Before clarifying himself on his assurance on whatever aspect of the current wave of kidnapping, Buhari must realise that such assurance carries the risk of honour. In genuine democracies, a breach of such public commitment does not go without consequences and does not require a Yakasai to remind. Also, Zamfara State governor Matawalle is expected to keep his words to name, TODAY, those he alleged are sponsoring kidnappings and banditry in the state. It is time we started making our public office holders accountable.
While on the cause(s) of the present crisis, the state and rate of kidnappings are rendering the venture a commercial ritual, especially throughout the North. After every incident, Nigerians are assured no ransom was paid for the release of every victim. Not the least after the kidnapping of students in Zamfara State. It is sad to report that Nigerians no longer believe that purported policy. The Zamfara kidnappings took place while the kidnapped Kagara students in Niger State were still making world headlines on prospects of being set free. Two days after they were released purportedly without paying any ransom, a group of 50 travellers was newly kidnapped in the same Niger State while murderers went on rampage in Zango Kataf in southern Kaduna. Could it then be true that these criminals kidnap, rape, loot and kill just for the fun of it or set them free without collecting a kobo?
The otherwise respected Muslim cleric, Sheikh Gumi, has emerged as a controversial Good Samaritan in this matter, with his plea that bandits and kidnappers terrorising northern parts of the country should not be labelled criminals. That is strange. Who but criminals would kidnap, rape women/girls and kill? If rightly labelling them criminals would guarantee no peace, then let there be no peace and, of course, law enforcement agents must perform their duty. The country cannot be overwhelmed by criminals.

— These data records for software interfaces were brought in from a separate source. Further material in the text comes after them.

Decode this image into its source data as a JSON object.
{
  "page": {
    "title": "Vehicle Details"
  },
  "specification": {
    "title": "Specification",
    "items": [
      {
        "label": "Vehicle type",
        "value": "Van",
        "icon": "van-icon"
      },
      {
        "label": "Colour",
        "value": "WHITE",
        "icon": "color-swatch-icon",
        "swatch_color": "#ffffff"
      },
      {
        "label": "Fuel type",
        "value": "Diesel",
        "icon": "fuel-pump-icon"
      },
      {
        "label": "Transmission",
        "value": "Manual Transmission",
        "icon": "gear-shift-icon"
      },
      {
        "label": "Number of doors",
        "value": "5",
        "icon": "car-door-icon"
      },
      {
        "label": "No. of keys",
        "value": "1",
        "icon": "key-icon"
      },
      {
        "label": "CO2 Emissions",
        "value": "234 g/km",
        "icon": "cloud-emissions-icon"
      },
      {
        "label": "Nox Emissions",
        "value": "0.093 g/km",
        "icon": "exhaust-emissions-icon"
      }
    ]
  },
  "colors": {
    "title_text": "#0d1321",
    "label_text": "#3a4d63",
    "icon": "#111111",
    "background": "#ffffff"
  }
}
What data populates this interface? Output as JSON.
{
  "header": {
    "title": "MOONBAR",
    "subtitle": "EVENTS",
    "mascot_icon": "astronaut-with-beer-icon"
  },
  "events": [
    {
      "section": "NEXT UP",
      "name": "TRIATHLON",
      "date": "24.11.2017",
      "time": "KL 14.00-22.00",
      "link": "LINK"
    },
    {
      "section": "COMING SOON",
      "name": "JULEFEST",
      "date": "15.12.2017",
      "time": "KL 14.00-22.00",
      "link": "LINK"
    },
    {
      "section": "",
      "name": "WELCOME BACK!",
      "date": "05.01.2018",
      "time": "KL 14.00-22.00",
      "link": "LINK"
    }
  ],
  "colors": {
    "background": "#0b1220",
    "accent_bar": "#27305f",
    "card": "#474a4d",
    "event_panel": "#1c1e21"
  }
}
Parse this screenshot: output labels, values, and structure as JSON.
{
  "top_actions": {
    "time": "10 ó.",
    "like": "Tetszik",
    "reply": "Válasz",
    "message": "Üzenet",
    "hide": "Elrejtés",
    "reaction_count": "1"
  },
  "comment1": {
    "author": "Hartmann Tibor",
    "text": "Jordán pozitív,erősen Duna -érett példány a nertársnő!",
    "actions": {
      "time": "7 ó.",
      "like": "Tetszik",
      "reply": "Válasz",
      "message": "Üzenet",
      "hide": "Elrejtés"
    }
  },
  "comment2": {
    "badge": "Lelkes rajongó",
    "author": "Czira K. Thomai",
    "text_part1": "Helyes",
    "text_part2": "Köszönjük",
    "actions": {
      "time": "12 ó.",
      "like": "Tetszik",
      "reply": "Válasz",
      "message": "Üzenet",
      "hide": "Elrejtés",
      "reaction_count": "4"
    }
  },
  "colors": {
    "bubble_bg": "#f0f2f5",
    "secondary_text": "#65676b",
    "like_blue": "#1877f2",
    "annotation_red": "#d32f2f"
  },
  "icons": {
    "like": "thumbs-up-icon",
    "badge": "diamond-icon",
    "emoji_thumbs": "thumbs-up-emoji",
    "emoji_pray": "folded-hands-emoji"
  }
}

Sheikh Gumi’s call for amnesty for the criminal rampaging the north was prejudicially criticised on the ground that Niger Delta criminals similarly granted amnesty are revolutionaries. Who said so? Murderers and economic saboteurs now being dignified as revolutionaries? Even revolutionaries caught in serious societies face the laws, which are not necessarily pleasant. Criminals in any part of Nigeria must face the law or be granted amnesty without any preferential treatment. Nigerians must make up their mind. If IPOB members are summarily executed for mere political agitation or sometimes for violent actions not in any way different from northern kidnappers, rapists, murderers or bandits and Niger Delta criminals, why must some be dignified revolutionaries? At best, all of them are criminal agitators and deserve the same treatment, including amnesty also for IPOB members.
By the way, there is always the compelling need to prevail on President Buhari to tame his feuding cabinet members. A situation where National Security Adviser General Monguno would be raising security alarm on G5 only to be countermanded by Communications Minister Pantami could not be satisfactory. In fact, it exposes the administration to public and international ridicule. The certainty is that one of the disputants must be wrong and the other right. Buhari must scold the wrong party to shut his mouth or get out of the administration.
The northern food traders have ended their blockade of food supplies to the South. There should be no surprise in view of the financial losses they (northern food traders) must have suffered and now still stand to suffer. The damage is irreversible.